Since only the words are wanted, reproduce every entry exactly and leave the images behind.

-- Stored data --
····················

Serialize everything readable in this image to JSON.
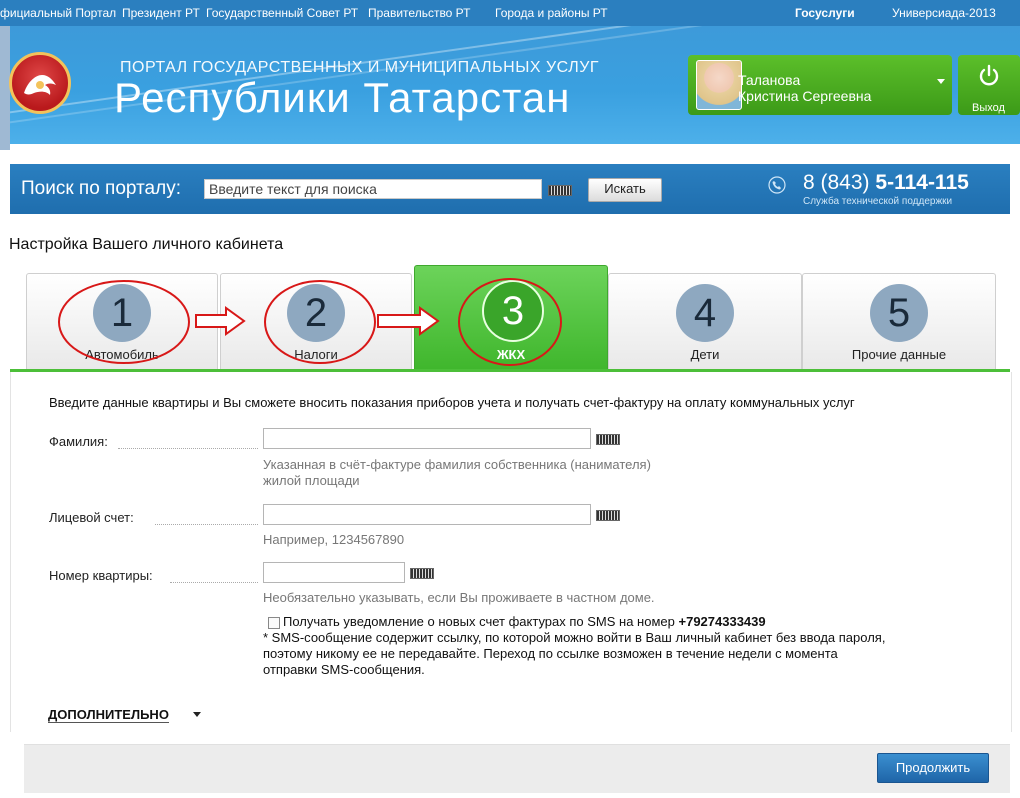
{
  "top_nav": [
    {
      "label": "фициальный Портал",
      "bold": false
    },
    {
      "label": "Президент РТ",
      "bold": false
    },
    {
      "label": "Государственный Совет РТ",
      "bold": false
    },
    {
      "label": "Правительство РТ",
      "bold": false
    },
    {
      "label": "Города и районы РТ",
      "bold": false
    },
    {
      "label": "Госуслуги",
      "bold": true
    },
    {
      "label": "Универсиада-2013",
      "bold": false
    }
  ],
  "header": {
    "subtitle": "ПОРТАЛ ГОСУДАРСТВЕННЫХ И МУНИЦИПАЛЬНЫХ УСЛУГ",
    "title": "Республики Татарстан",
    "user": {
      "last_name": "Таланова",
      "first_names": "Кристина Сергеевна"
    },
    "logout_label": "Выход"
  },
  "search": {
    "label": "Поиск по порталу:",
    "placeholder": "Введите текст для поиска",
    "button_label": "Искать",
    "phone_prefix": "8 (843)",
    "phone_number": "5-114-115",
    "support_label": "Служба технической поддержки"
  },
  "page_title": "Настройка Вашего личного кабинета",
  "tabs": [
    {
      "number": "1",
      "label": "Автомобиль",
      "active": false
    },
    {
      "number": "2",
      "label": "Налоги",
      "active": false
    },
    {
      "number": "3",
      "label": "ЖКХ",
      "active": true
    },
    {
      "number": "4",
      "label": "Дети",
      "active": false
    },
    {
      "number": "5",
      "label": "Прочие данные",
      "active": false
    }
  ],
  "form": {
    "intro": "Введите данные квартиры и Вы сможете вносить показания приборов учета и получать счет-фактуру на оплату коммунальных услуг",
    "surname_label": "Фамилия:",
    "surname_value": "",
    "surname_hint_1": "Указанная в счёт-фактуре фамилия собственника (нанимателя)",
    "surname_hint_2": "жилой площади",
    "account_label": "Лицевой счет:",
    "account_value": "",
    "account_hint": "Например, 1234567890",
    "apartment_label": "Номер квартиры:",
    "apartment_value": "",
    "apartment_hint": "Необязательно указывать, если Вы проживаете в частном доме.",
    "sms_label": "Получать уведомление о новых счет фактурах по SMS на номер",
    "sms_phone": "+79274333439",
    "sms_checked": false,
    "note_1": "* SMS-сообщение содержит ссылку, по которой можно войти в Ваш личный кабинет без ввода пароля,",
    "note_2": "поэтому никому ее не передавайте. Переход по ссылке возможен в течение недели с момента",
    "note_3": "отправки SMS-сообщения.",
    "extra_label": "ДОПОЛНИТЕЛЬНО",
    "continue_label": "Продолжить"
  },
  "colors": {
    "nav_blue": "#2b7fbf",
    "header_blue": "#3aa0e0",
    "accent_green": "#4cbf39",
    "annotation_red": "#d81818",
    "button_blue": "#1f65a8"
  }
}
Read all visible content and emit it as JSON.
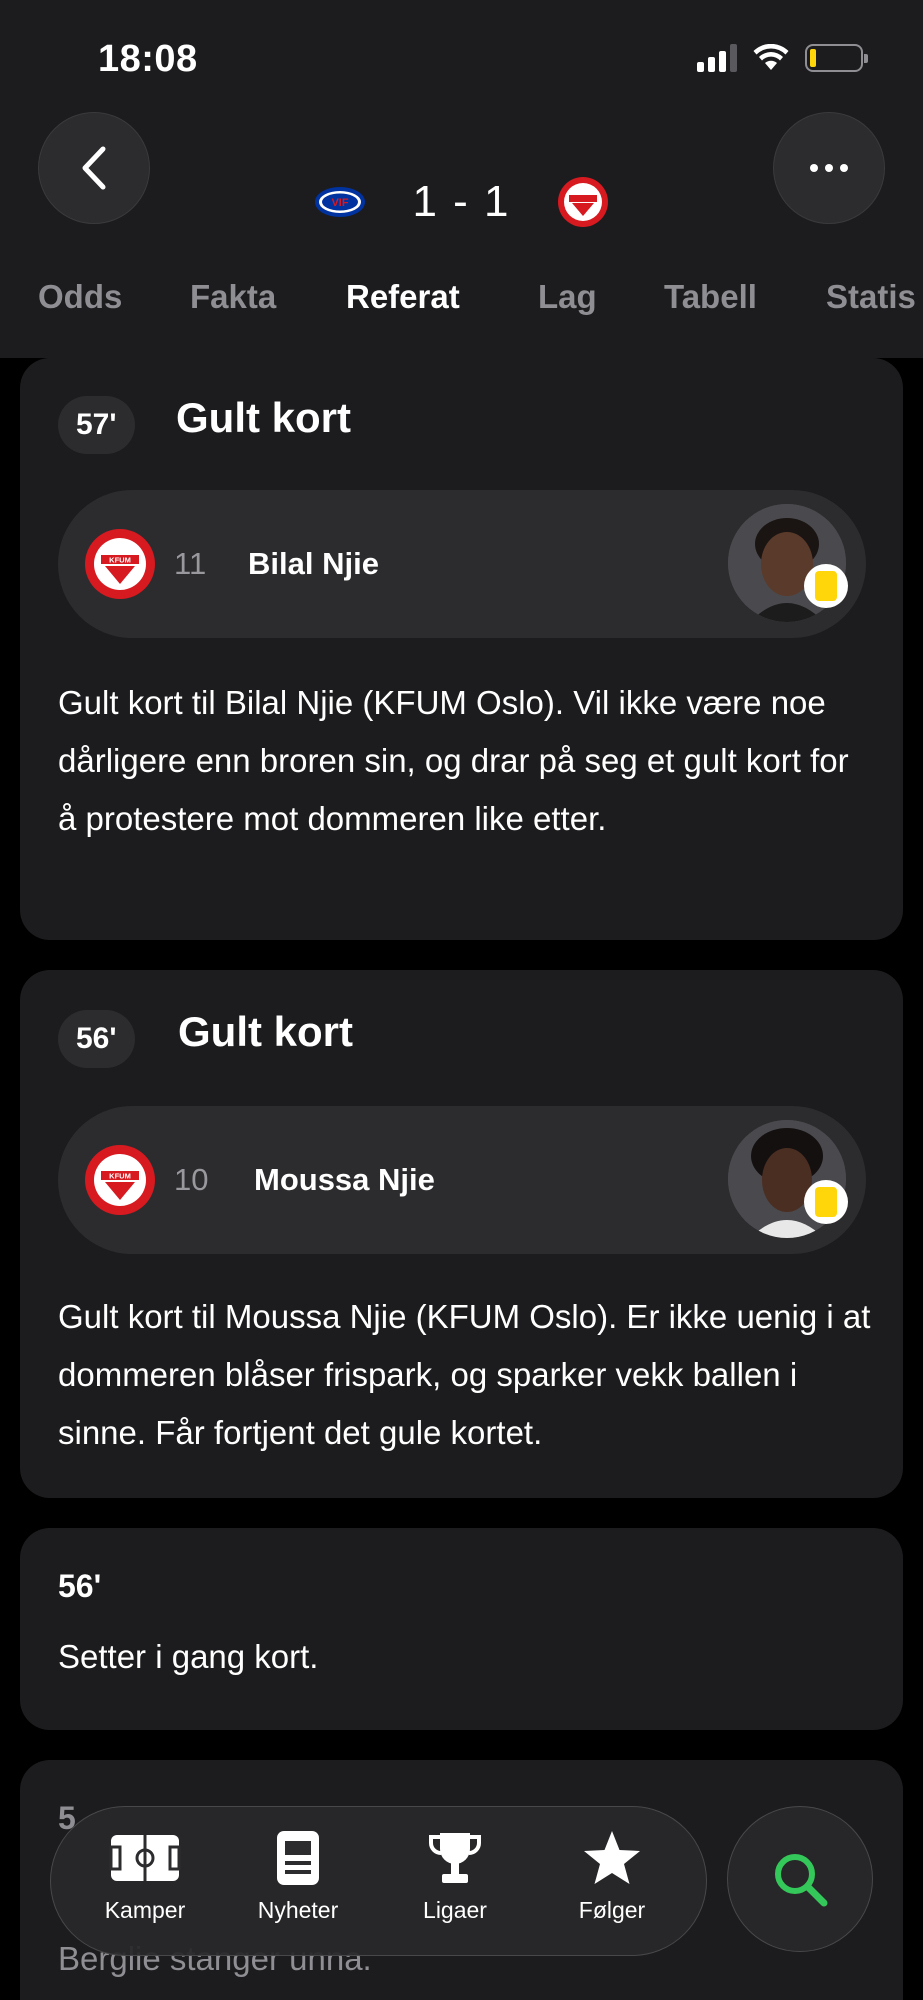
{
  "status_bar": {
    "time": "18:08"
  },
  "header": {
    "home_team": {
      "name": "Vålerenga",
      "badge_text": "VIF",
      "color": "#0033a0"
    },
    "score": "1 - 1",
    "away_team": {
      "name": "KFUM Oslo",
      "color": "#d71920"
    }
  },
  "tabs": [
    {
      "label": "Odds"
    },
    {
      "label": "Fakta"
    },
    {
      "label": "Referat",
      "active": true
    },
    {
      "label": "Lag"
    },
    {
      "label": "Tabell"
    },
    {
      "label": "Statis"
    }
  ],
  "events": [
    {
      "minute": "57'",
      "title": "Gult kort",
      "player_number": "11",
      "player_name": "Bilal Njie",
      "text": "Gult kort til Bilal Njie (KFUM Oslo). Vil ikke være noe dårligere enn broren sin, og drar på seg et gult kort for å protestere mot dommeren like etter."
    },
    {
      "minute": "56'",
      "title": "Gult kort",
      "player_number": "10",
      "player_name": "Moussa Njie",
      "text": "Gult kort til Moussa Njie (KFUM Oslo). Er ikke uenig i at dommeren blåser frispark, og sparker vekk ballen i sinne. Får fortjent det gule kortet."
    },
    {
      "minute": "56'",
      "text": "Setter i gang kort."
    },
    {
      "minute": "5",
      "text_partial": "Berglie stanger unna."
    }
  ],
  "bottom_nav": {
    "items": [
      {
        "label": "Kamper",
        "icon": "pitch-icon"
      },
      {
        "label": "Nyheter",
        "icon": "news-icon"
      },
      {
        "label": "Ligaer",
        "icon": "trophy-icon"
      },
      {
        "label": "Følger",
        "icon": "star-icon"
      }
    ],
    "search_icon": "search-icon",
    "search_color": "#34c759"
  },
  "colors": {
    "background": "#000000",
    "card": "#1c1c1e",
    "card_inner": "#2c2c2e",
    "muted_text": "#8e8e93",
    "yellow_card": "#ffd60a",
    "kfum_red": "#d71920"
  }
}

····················

-- Answer for this exercise --
Serialize everything readable in this image to JSON.
{
  "top_nav": [
    {
      "label": "фициальный Портал",
      "bold": false
    },
    {
      "label": "Президент РТ",
      "bold": false
    },
    {
      "label": "Государственный Совет РТ",
      "bold": false
    },
    {
      "label": "Правительство РТ",
      "bold": false
    },
    {
      "label": "Города и районы РТ",
      "bold": false
    },
    {
      "label": "Госуслуги",
      "bold": true
    },
    {
      "label": "Универсиада-2013",
      "bold": false
    }
  ],
  "header": {
    "subtitle": "ПОРТАЛ ГОСУДАРСТВЕННЫХ И МУНИЦИПАЛЬНЫХ УСЛУГ",
    "title": "Республики Татарстан",
    "user": {
      "last_name": "Таланова",
      "first_names": "Кристина Сергеевна"
    },
    "logout_label": "Выход"
  },
  "search": {
    "label": "Поиск по порталу:",
    "placeholder": "Введите текст для поиска",
    "button_label": "Искать",
    "phone_prefix": "8 (843)",
    "phone_number": "5-114-115",
    "support_label": "Служба технической поддержки"
  },
  "page_title": "Настройка Вашего личного кабинета",
  "tabs": [
    {
      "number": "1",
      "label": "Автомобиль",
      "active": false
    },
    {
      "number": "2",
      "label": "Налоги",
      "active": false
    },
    {
      "number": "3",
      "label": "ЖКХ",
      "active": true
    },
    {
      "number": "4",
      "label": "Дети",
      "active": false
    },
    {
      "number": "5",
      "label": "Прочие данные",
      "active": false
    }
  ],
  "form": {
    "intro": "Введите данные квартиры и Вы сможете вносить показания приборов учета и получать счет-фактуру на оплату коммунальных услуг",
    "surname_label": "Фамилия:",
    "surname_value": "",
    "surname_hint_1": "Указанная в счёт-фактуре фамилия собственника (нанимателя)",
    "surname_hint_2": "жилой площади",
    "account_label": "Лицевой счет:",
    "account_value": "",
    "account_hint": "Например, 1234567890",
    "apartment_label": "Номер квартиры:",
    "apartment_value": "",
    "apartment_hint": "Необязательно указывать, если Вы проживаете в частном доме.",
    "sms_label": "Получать уведомление о новых счет фактурах по SMS на номер",
    "sms_phone": "+79274333439",
    "sms_checked": false,
    "note_1": "* SMS-сообщение содержит ссылку, по которой можно войти в Ваш личный кабинет без ввода пароля,",
    "note_2": "поэтому никому ее не передавайте. Переход по ссылке возможен в течение недели с момента",
    "note_3": "отправки SMS-сообщения.",
    "extra_label": "ДОПОЛНИТЕЛЬНО",
    "continue_label": "Продолжить"
  },
  "colors": {
    "nav_blue": "#2b7fbf",
    "header_blue": "#3aa0e0",
    "accent_green": "#4cbf39",
    "annotation_red": "#d81818",
    "button_blue": "#1f65a8"
  }
}
Read all visible content and emit it as JSON.
{
  "status_bar": {
    "time": "18:08"
  },
  "header": {
    "home_team": {
      "name": "Vålerenga",
      "badge_text": "VIF",
      "color": "#0033a0"
    },
    "score": "1 - 1",
    "away_team": {
      "name": "KFUM Oslo",
      "color": "#d71920"
    }
  },
  "tabs": [
    {
      "label": "Odds"
    },
    {
      "label": "Fakta"
    },
    {
      "label": "Referat",
      "active": true
    },
    {
      "label": "Lag"
    },
    {
      "label": "Tabell"
    },
    {
      "label": "Statis"
    }
  ],
  "events": [
    {
      "minute": "57'",
      "title": "Gult kort",
      "player_number": "11",
      "player_name": "Bilal Njie",
      "text": "Gult kort til Bilal Njie (KFUM Oslo). Vil ikke være noe dårligere enn broren sin, og drar på seg et gult kort for å protestere mot dommeren like etter."
    },
    {
      "minute": "56'",
      "title": "Gult kort",
      "player_number": "10",
      "player_name": "Moussa Njie",
      "text": "Gult kort til Moussa Njie (KFUM Oslo). Er ikke uenig i at dommeren blåser frispark, og sparker vekk ballen i sinne. Får fortjent det gule kortet."
    },
    {
      "minute": "56'",
      "text": "Setter i gang kort."
    },
    {
      "minute": "5",
      "text_partial": "Berglie stanger unna."
    }
  ],
  "bottom_nav": {
    "items": [
      {
        "label": "Kamper",
        "icon": "pitch-icon"
      },
      {
        "label": "Nyheter",
        "icon": "news-icon"
      },
      {
        "label": "Ligaer",
        "icon": "trophy-icon"
      },
      {
        "label": "Følger",
        "icon": "star-icon"
      }
    ],
    "search_icon": "search-icon",
    "search_color": "#34c759"
  },
  "colors": {
    "background": "#000000",
    "card": "#1c1c1e",
    "card_inner": "#2c2c2e",
    "muted_text": "#8e8e93",
    "yellow_card": "#ffd60a",
    "kfum_red": "#d71920"
  }
}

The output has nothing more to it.